All Saints Anglican Church was founded in 1996 to ensure the continuation of historic Anglican Christianity in the Western suburbs of Chicago. The parish moved to its current location in Bolingbrook in 2002. In keeping with Christ's Commandment to "love thy neighbor", this parish is open to all who seek His holy companionship. Here, may those who sorrow find comfort; the weary, find rest; the saddened, find joy; the stranger, find friends; the troubled, find peace; and above all, may everyone of us, find at work and in our daily endeavors, a lasting sense of God's Divine presence, and unconditional love.
The Church is the Body of Christ and holds to these cornerstones:
All Saints' parish life first and foremost flows from the centrality of our Eucharistic Worship together.
The extensions of our common worship find their place in the several parish activities that are available to our members:
How does one become a Christian and, more specifically, an Anglican? The New Testament teaches (Acts 2:38; Rom. 6:1-11) that one becomes a Christian through the sacrament of Baptism.
A person comes into full fellowship with the Anglican Church when he or she has received the Sacrament of Confirmation at the hands of a Bishop. Those who have already been confirmed by a Bishop are received into our Communion by the Bishop of the local diocese. Persons are confirmed or received after having attended a series of instruction classes.
People who wish to become members of this parish should talk with the Rector.
Parishioners who wish to learn more about what to do during Holy Communion can download a pdf.
The Province of Christ the King follows the teachings of Jesus Christ, standing by the historic faith in Episcopal tradition. The guiding principles of this faith are in the 1928 Book of Common Prayer and, more importantly, in the teachings of the two Testaments and in the 2000-year tradition of the Christian Church. It is a faith entrusted to us that we might, with God's help, maintain and enlarge in our own time, and pass on undiminished to those who follow us.
The Province of Christ the King is an independent body of Episcopal Churches that was formed in 1978 to ensure the continuation of historic Anglican Christianity in America.

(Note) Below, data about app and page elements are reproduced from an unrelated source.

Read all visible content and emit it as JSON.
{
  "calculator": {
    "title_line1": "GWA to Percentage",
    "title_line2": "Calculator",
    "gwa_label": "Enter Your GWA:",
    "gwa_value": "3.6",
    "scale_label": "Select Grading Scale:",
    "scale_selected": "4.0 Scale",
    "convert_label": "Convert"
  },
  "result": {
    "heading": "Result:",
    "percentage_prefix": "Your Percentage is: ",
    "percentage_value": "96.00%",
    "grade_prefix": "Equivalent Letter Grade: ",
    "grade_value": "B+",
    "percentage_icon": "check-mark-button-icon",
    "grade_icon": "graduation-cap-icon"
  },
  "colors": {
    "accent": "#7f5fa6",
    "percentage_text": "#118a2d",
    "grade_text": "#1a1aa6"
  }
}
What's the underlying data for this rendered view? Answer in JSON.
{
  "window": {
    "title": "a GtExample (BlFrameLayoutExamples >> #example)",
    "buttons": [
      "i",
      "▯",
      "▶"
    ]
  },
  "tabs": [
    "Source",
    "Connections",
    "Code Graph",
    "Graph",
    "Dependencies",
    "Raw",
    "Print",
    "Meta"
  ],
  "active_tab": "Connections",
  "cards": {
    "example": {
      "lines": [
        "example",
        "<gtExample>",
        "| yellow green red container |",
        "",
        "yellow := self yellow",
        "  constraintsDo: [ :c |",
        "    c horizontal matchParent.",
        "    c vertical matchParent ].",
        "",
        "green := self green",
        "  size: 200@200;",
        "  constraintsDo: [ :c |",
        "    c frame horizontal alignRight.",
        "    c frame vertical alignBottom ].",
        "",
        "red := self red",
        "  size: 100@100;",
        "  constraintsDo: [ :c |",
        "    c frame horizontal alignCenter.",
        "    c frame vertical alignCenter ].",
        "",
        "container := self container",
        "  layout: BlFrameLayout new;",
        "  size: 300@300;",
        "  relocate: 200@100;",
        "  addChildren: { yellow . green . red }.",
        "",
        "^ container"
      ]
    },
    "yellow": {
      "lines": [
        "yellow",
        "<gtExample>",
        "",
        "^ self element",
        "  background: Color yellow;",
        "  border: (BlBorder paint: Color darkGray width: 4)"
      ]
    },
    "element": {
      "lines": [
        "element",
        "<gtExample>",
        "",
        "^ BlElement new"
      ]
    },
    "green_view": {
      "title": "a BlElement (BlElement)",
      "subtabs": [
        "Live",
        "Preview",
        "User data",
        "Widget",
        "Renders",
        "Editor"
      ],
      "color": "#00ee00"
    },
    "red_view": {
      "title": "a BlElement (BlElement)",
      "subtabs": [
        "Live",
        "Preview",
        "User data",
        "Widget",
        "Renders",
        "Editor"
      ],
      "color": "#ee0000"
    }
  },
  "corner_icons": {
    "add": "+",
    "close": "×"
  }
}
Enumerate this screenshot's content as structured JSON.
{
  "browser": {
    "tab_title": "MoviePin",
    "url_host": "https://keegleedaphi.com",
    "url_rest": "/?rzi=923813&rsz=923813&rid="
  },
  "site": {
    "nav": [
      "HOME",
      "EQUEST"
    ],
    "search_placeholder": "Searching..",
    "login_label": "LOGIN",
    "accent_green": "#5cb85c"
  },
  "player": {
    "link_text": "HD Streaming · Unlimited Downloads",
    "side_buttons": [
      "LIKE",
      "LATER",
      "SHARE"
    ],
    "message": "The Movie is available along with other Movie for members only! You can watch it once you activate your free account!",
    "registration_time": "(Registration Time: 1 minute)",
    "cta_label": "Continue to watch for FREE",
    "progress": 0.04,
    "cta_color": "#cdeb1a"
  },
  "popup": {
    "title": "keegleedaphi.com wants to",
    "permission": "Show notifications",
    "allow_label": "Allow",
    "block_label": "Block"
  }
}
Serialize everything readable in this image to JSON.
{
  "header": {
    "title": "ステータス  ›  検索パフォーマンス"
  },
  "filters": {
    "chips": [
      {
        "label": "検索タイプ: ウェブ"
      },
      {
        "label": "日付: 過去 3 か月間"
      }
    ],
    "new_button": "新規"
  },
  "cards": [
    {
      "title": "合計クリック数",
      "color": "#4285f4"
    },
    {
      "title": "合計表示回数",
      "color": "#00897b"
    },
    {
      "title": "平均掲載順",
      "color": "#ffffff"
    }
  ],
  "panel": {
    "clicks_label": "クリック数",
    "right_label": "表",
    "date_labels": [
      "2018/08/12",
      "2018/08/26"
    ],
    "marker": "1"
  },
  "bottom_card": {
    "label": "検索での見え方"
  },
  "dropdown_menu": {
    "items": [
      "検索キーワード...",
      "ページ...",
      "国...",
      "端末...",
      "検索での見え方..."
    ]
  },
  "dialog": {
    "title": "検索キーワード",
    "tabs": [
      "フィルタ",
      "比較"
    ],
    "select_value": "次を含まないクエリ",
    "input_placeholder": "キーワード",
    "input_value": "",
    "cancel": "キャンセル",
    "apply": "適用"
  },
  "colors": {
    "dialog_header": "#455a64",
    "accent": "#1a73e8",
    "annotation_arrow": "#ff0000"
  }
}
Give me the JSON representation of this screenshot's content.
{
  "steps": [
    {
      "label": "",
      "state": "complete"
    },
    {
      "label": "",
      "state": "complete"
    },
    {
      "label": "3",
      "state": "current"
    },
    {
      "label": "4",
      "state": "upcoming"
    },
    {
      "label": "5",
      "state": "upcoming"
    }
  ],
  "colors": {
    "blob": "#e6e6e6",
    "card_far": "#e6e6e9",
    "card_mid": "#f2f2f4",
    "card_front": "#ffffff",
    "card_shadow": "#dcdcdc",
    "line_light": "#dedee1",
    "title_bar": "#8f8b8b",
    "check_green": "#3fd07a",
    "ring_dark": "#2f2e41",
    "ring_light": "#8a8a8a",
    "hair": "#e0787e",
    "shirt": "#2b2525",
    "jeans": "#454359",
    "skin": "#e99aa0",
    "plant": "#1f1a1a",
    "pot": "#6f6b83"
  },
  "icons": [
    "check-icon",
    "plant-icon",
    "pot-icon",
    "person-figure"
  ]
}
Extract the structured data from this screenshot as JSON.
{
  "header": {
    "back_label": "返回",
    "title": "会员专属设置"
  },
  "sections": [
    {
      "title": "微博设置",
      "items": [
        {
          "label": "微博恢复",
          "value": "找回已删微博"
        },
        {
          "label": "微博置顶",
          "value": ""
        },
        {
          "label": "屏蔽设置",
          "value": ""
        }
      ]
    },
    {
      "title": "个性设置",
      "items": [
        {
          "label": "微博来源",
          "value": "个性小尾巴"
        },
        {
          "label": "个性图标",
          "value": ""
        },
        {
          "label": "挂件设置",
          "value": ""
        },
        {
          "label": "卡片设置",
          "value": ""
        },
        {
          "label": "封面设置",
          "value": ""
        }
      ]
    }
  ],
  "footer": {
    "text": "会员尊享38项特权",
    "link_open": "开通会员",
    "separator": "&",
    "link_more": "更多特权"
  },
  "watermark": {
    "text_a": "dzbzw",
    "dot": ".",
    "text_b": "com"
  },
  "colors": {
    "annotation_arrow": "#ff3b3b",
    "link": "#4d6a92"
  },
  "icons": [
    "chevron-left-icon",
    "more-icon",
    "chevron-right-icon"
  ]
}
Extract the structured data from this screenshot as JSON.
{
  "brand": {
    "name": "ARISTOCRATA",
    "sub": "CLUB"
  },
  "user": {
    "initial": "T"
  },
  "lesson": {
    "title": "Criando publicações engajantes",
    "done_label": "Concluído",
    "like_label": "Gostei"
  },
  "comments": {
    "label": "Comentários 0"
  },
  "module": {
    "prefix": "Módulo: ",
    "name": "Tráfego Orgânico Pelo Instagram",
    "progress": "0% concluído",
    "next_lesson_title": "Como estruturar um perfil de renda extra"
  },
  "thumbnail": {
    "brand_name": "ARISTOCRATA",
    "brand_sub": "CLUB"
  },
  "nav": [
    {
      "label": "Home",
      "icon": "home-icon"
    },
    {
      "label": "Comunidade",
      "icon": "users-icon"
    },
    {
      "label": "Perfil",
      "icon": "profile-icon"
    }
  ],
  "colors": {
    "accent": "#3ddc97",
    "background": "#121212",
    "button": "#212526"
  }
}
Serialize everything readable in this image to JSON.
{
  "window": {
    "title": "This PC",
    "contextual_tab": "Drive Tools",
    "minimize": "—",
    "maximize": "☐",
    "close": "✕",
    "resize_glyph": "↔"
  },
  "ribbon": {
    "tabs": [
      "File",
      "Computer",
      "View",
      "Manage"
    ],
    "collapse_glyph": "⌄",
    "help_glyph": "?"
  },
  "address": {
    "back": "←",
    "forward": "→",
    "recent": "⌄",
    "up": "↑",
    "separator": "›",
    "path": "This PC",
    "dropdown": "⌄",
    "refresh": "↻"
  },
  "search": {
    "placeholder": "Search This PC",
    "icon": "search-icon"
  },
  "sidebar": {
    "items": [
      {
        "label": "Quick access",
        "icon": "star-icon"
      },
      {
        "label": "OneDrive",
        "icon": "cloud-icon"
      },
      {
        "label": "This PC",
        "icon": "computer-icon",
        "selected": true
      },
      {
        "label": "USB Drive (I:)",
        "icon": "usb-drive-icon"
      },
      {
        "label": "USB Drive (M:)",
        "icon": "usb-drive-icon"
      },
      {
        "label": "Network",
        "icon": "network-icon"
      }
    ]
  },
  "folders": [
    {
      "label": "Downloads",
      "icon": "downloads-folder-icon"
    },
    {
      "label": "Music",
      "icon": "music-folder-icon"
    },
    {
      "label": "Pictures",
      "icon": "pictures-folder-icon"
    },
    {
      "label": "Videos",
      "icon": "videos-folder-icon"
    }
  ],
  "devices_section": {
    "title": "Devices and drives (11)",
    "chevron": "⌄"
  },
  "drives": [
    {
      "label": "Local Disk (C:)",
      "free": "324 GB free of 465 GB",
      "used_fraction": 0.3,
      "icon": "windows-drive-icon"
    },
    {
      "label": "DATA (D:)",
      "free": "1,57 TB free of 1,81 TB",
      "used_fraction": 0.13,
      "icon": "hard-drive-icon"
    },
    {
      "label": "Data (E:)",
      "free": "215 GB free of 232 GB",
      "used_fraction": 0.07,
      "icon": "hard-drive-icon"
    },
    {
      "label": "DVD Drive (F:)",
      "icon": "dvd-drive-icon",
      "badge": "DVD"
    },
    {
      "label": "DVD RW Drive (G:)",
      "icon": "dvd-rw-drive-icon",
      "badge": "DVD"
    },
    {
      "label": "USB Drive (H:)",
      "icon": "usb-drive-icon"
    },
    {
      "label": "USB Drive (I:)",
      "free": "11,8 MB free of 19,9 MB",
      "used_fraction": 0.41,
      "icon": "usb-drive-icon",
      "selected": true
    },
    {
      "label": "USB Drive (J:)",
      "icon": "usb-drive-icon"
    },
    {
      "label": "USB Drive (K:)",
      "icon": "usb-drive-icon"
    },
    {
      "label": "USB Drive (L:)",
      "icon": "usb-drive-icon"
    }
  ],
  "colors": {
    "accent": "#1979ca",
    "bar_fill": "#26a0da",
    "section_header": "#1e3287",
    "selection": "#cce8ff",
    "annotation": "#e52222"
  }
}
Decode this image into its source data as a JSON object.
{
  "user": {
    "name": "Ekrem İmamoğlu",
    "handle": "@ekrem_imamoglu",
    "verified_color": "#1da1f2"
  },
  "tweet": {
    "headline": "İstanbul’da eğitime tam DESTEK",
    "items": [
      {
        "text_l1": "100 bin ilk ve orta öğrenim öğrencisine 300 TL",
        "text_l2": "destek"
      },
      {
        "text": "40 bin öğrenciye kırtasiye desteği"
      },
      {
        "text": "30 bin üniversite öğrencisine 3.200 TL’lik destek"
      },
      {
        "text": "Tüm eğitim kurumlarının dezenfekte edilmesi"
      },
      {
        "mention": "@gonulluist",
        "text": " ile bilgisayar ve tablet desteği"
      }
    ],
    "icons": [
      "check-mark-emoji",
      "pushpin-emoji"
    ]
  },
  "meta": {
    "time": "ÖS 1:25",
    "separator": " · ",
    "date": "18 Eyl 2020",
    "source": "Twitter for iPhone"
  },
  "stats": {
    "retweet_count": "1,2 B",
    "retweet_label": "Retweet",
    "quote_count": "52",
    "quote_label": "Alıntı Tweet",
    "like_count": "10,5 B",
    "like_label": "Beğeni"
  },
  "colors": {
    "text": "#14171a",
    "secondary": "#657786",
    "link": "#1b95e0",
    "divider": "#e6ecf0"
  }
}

The need for a new Province arose because of changes in 1976 in the fundamental faith and practice of the Episcopal Church in the United States of America (ECUSA).
Concerned by these changes, a group of Episcopal clergy and laity gathered in 1977 in St. Louis, Missouri, and subscribed to a statement of faith known as the Affirmation of St. Louis, in which they confirmed their commitment to orthodox Christianity and Anglican teachings. Acting under the authority of this affirmation, six Western parishes of the Episcopal Church joined together to form the Anglican Diocese (now Province) of Christ the King. The Rev. Robert Sherwood Morse, rector of St. Peter's Church in Oakland, California, was elected Bishop and consecrated (the requisite three Bishops having consented) on January 28, 1978. The Rt. Rev. Albert A. Chambers, retired Bishop of Springfield, Illinois, served as chief consecrator.
In the twenty-five years since its small beginnings, the Diocese of Christ the King has grown into a Province of four dioceses - the Archepiscopal Diocese, the Diocese of the Western States, the Diocese of the Atlantic States, and the Diocese of the Southwestern States. These dioceses, each with its own Bishop and now embracing over 60 parishes, are commited to establishing new parishes throughout the United States.
To sustain rapid growth, the Province of Christ the King founded St. Joseph of Arimathea Anglican Theological College in Berkeley, California. Since 1979, the seminary has supplied an increasing number of committed and learned clergymen to parishes throughout the Province.